  1. August 2nd, 2010 at 1:13 pm

    lostlandscape (James) says:

    There’s a new stoneyard a couple miles away that I’ve been meaning to check out. This’ll give me some things to keep an eye out for. My first reaction is to go gaga over the color of the the red, so thanks for your comments on what a bad choice it is. And I guess I’d never use it anyway because my yard came with what feels like acres of brickwork. That would make the house redder than the surface of Mars.

  2. August 2nd, 2010 at 10:28 pm

    ryan says:

    My mom didn’t want anything pink or yellow. She’s really happy with the Sedona Red, so maybe it’s not so bad. I just can’t get over how soft it was. We have a stone called Mahogany Red that looks really nice beside brick. I built a short section of path with it this spring, but the good photos of it (also with crocuses blooming) also got stolen with our laptop. The stone has a mix of gray and rust tones, really nice.

  3. August 3rd, 2010 at 1:37 am

    Carol says:

    Great post… beautiful stone (colors!!) and your work is stunning. I love seeing the plants growth over the years. Lovely!

  4. August 4th, 2010 at 11:20 am

    Stone Art Blog says:

    Very nice, I like the peach aswell, and the oak. I can see why you are not a fan of the Sedona Red.

  5. December 8th, 2012 at 7:34 am

    Bill Alzos says:

    I need a piece of Peach Arizona Flagstone for a small sidewalk bridge:

    32″ x 44″ x 1.75″

    Do you know how I could get this in Maryland, zip code 21921.

    Thanks,
    Bill

  6. December 8th, 2012 at 9:40 am

    ryan says:

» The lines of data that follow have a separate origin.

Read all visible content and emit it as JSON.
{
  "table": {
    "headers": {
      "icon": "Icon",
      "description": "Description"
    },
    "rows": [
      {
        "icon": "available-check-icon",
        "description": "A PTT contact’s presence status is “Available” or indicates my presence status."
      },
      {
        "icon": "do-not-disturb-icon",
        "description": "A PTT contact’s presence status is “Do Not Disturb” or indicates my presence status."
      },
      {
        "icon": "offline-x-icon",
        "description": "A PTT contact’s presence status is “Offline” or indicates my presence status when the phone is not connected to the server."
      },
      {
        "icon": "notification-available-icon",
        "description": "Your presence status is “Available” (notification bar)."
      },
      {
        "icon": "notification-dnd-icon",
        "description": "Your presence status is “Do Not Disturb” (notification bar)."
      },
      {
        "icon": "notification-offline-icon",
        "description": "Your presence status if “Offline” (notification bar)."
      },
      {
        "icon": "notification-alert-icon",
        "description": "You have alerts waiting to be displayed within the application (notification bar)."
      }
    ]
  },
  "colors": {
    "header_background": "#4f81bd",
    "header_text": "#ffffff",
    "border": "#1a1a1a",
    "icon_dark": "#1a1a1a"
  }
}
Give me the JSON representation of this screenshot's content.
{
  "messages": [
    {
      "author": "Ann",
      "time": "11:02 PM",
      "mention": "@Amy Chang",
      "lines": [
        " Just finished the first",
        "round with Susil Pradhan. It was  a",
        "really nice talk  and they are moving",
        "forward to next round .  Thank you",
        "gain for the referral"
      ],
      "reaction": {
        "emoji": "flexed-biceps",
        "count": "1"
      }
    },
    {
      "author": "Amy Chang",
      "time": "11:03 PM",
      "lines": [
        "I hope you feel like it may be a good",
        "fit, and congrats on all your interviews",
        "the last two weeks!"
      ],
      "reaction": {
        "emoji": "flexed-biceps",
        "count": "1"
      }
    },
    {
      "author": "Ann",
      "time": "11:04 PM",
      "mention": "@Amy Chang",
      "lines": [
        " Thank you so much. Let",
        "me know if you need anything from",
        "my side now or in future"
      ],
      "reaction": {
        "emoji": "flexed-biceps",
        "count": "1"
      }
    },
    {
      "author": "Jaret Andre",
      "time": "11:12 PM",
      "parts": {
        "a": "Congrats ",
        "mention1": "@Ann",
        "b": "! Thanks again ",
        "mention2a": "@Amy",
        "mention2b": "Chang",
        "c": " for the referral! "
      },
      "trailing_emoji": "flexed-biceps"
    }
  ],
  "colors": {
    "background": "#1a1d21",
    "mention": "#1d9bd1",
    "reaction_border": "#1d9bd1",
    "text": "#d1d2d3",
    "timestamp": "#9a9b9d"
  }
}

    You could try contacting Lyngso or American Soil and Stone, the two suppliers I use. They might be able to have something special ordered and shipped to you. Good luck.